INFORMATION —
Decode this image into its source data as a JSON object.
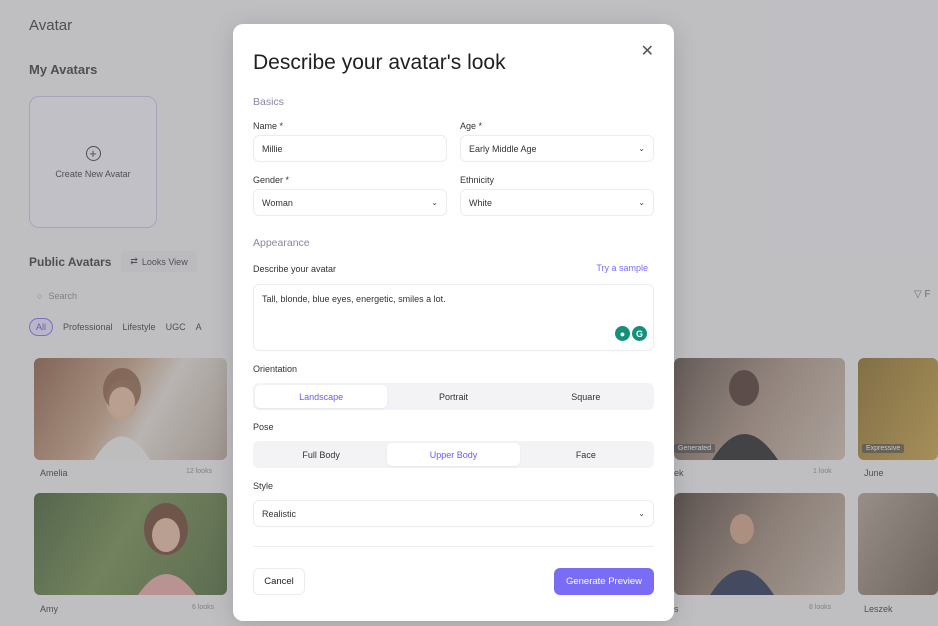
{
  "background": {
    "title": "Avatar",
    "my_avatars": "My Avatars",
    "create_new": "Create New Avatar",
    "public_avatars": "Public Avatars",
    "looks_view": "Looks View",
    "search_placeholder": "Search",
    "filter_suffix": "F",
    "chips": [
      "All",
      "Professional",
      "Lifestyle",
      "UGC",
      "A"
    ],
    "tiles": [
      {
        "name": "Amelia",
        "looks": "12 looks"
      },
      {
        "name": "Amy",
        "looks": "6 looks"
      },
      {
        "name": "ek",
        "looks": "1 look",
        "tag": "Generated"
      },
      {
        "name": "s",
        "looks": "8 looks"
      },
      {
        "name": "June",
        "tag": "Expressive"
      },
      {
        "name": "Leszek"
      }
    ]
  },
  "modal": {
    "title": "Describe your avatar's look",
    "basics": "Basics",
    "name_label": "Name *",
    "name_value": "Millie",
    "age_label": "Age *",
    "age_value": "Early Middle Age",
    "gender_label": "Gender *",
    "gender_value": "Woman",
    "ethnicity_label": "Ethnicity",
    "ethnicity_value": "White",
    "appearance": "Appearance",
    "describe_label": "Describe your avatar",
    "try_sample": "Try a sample",
    "description": "Tall, blonde, blue eyes, energetic, smiles a lot.",
    "orientation_label": "Orientation",
    "orientation_options": [
      "Landscape",
      "Portrait",
      "Square"
    ],
    "orientation_selected": "Landscape",
    "pose_label": "Pose",
    "pose_options": [
      "Full Body",
      "Upper Body",
      "Face"
    ],
    "pose_selected": "Upper Body",
    "style_label": "Style",
    "style_value": "Realistic",
    "cancel": "Cancel",
    "generate": "Generate Preview"
  },
  "colors": {
    "accent": "#7b6cf6",
    "overlay": "rgba(120,120,125,0.42)"
  }
}
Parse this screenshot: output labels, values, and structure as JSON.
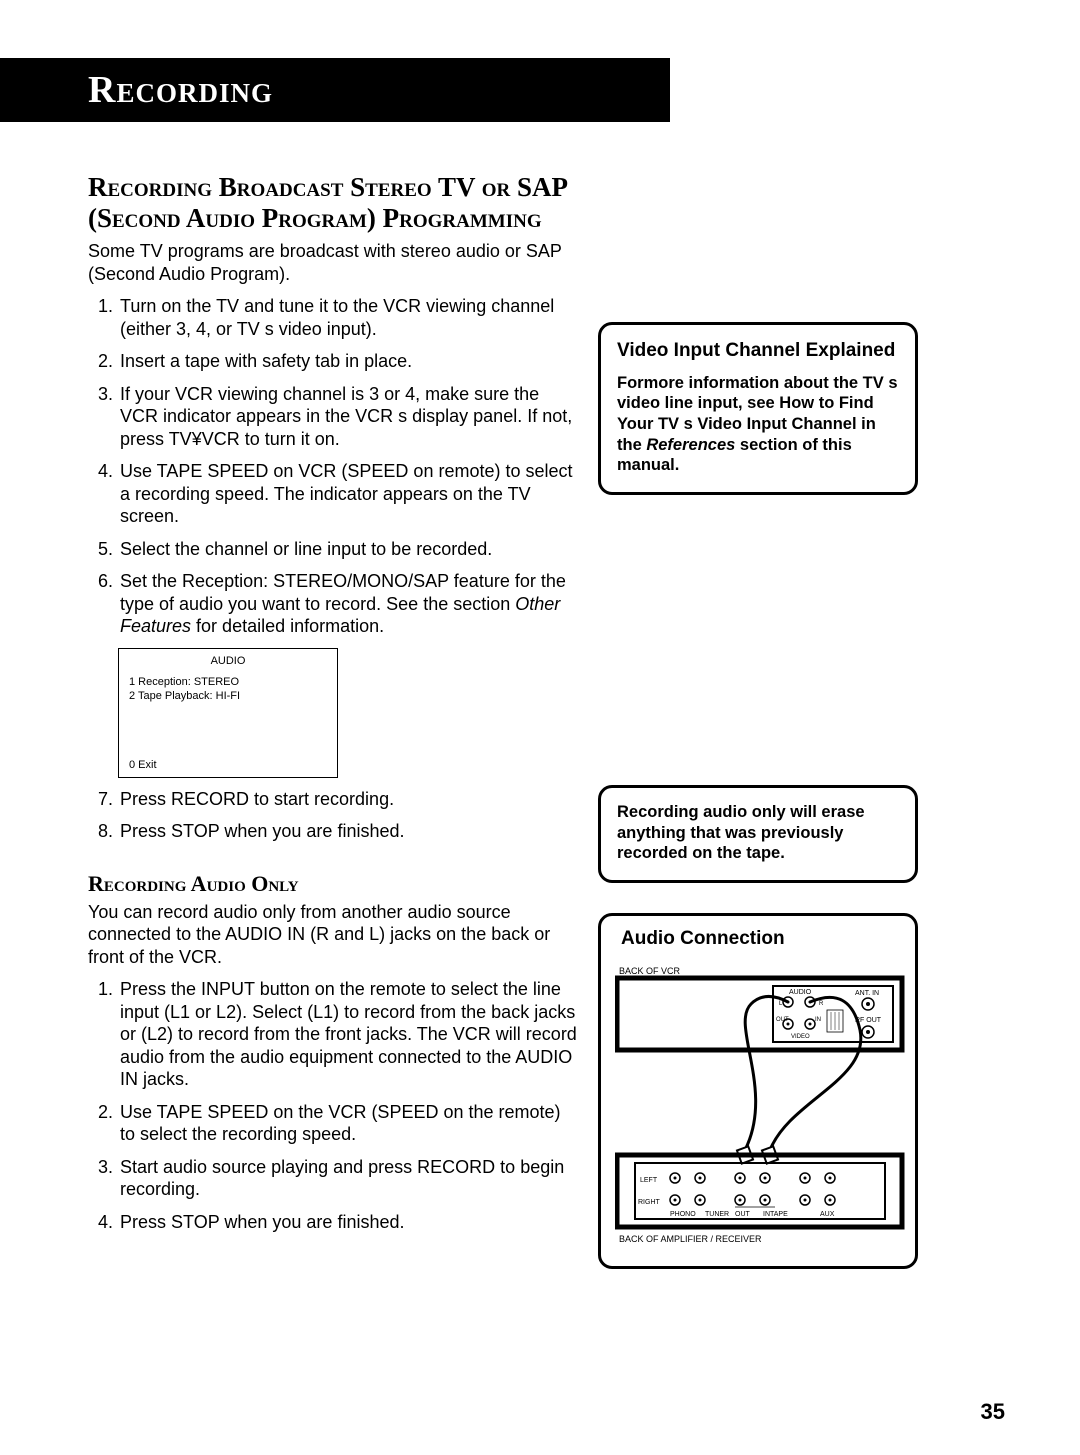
{
  "header": {
    "title": "Recording"
  },
  "section1": {
    "title": "Recording Broadcast Stereo TV or SAP (Second Audio Program) Programming",
    "intro": "Some TV programs are broadcast with stereo audio or SAP (Second Audio Program).",
    "steps": [
      "Turn on the TV and tune it to the VCR viewing channel (either 3, 4, or TV s video input).",
      "Insert a tape with safety tab in place.",
      "If your VCR viewing channel is 3 or 4, make sure the VCR indicator appears in the VCR s display panel. If not, press TV¥VCR to turn it on.",
      "Use TAPE SPEED on VCR (SPEED on remote) to select a recording speed. The indicator appears on the TV screen.",
      "Select the channel or line input to be recorded."
    ],
    "step6_a": "Set the Reception: STEREO/MONO/SAP feature for the type of audio you want to record. See the section ",
    "step6_b": "Other Features",
    "step6_c": " for detailed information.",
    "osd": {
      "title": "AUDIO",
      "line1": "1 Reception:    STEREO",
      "line2": "2 Tape Playback: HI-FI",
      "exit": "0 Exit"
    },
    "steps_after": [
      "Press RECORD to start recording.",
      "Press STOP when you are finished."
    ]
  },
  "section2": {
    "title": "Recording Audio Only",
    "intro": "You can record audio only from another audio source connected to the AUDIO IN (R and L) jacks on the back or front of the VCR.",
    "steps": [
      "Press the INPUT button on the remote to select the line input (L1 or L2). Select (L1) to record from the back jacks or (L2) to record from the front jacks. The VCR will record audio from the audio equipment connected to the AUDIO IN jacks.",
      "Use TAPE SPEED on the VCR (SPEED on the remote) to select the recording speed.",
      "Start audio source playing and press RECORD to begin recording.",
      "Press STOP when you are finished."
    ]
  },
  "callout1": {
    "title": "Video Input Channel Explained",
    "text_a": "Formore information about the TV s video line input, see  How to Find Your TV s Video Input Channel  in the ",
    "text_b": "References",
    "text_c": " section of this manual."
  },
  "callout2": {
    "text": "Recording audio only will erase anything that was previously recorded on the tape."
  },
  "diagram": {
    "title": "Audio Connection",
    "label_vcr": "BACK OF VCR",
    "label_amp": "BACK OF AMPLIFIER / RECEIVER",
    "audio": "AUDIO",
    "ant_in": "ANT. IN",
    "rf_out": "RF OUT",
    "video": "VIDEO",
    "out": "OUT",
    "in": "IN",
    "l": "L",
    "r": "R",
    "left": "LEFT",
    "right": "RIGHT",
    "phono": "PHONO",
    "tuner": "TUNER",
    "tape": "TAPE",
    "aux": "AUX"
  },
  "page": "35"
}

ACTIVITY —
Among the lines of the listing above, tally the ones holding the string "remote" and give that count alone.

TASK OUTPUT —
3